EXERCISE
Which lines of the records contain "color"? Collect every one of them.
*** DATA FOR THIS EXERCISE Section Begins ***
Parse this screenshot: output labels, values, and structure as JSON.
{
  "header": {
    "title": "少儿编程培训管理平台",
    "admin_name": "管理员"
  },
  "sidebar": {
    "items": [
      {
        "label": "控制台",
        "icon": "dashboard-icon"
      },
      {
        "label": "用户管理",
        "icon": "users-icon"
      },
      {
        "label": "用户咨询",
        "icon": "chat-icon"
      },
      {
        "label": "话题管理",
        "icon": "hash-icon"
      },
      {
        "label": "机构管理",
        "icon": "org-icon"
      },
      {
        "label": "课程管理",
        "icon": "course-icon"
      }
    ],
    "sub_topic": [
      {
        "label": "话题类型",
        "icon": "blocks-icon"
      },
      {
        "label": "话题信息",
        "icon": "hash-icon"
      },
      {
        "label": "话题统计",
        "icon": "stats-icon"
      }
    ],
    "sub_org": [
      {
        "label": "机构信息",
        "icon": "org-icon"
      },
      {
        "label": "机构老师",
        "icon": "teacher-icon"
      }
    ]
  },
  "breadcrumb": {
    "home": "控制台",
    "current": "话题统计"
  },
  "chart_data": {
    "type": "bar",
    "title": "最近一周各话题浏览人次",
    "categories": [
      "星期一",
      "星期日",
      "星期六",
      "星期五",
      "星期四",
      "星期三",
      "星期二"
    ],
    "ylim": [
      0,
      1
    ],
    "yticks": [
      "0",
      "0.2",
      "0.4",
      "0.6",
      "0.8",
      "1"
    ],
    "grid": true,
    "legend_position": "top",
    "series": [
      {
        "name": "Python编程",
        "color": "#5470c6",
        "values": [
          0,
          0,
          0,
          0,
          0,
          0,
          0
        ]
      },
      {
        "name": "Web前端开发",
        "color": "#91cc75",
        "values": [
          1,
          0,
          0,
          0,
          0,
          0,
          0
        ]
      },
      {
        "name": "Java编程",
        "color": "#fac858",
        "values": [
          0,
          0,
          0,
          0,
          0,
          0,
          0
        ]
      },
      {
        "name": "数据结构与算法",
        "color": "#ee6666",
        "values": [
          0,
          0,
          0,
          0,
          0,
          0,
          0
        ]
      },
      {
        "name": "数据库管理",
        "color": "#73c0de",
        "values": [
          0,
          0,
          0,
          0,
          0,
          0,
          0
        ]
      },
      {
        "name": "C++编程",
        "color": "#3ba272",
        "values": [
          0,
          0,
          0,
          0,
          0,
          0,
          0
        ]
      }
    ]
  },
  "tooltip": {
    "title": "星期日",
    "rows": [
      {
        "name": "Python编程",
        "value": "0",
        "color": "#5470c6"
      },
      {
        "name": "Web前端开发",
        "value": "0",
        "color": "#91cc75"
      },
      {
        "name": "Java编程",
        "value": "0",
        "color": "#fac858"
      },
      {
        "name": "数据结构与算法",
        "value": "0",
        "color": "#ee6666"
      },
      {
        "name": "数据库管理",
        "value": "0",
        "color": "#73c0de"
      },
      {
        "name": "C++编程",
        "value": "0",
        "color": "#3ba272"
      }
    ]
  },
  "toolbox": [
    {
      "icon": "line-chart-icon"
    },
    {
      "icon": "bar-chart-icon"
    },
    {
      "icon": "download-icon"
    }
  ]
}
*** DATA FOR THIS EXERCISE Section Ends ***
THE COMPLETED TASK
        "color": "#5470c6",
        "color": "#91cc75",
        "color": "#fac858",
        "color": "#ee6666",
        "color": "#73c0de",
        "color": "#3ba272",
        "color": "#5470c6"
        "color": "#91cc75"
        "color": "#fac858"
        "color": "#ee6666"
        "color": "#73c0de"
        "color": "#3ba272"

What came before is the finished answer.